Output the data in full. Keep every entry exactly as written.

=== Begin Enclosure ===

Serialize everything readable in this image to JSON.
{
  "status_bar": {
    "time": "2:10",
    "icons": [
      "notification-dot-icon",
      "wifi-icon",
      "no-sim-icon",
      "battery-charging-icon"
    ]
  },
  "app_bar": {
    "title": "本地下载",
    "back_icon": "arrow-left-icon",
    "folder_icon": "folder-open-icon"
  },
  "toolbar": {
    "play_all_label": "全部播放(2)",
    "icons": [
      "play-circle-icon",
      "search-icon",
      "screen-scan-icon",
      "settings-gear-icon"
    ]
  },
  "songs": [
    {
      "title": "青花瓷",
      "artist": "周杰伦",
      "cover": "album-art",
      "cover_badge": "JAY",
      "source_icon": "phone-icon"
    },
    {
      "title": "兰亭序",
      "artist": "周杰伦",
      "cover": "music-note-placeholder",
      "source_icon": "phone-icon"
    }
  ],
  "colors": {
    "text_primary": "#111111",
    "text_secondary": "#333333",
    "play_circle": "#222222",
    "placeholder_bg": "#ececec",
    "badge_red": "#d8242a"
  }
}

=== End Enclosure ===

> Answer space
Serialize everything readable in this image to JSON.
{
  "status_bar": {
    "time": "2:10",
    "icons": [
      "notification-dot-icon",
      "wifi-icon",
      "no-sim-icon",
      "battery-charging-icon"
    ]
  },
  "app_bar": {
    "title": "本地下载",
    "back_icon": "arrow-left-icon",
    "folder_icon": "folder-open-icon"
  },
  "toolbar": {
    "play_all_label": "全部播放(2)",
    "icons": [
      "play-circle-icon",
      "search-icon",
      "screen-scan-icon",
      "settings-gear-icon"
    ]
  },
  "songs": [
    {
      "title": "青花瓷",
      "artist": "周杰伦",
      "cover": "album-art",
      "cover_badge": "JAY",
      "source_icon": "phone-icon"
    },
    {
      "title": "兰亭序",
      "artist": "周杰伦",
      "cover": "music-note-placeholder",
      "source_icon": "phone-icon"
    }
  ],
  "colors": {
    "text_primary": "#111111",
    "text_secondary": "#333333",
    "play_circle": "#222222",
    "placeholder_bg": "#ececec",
    "badge_red": "#d8242a"
  }
}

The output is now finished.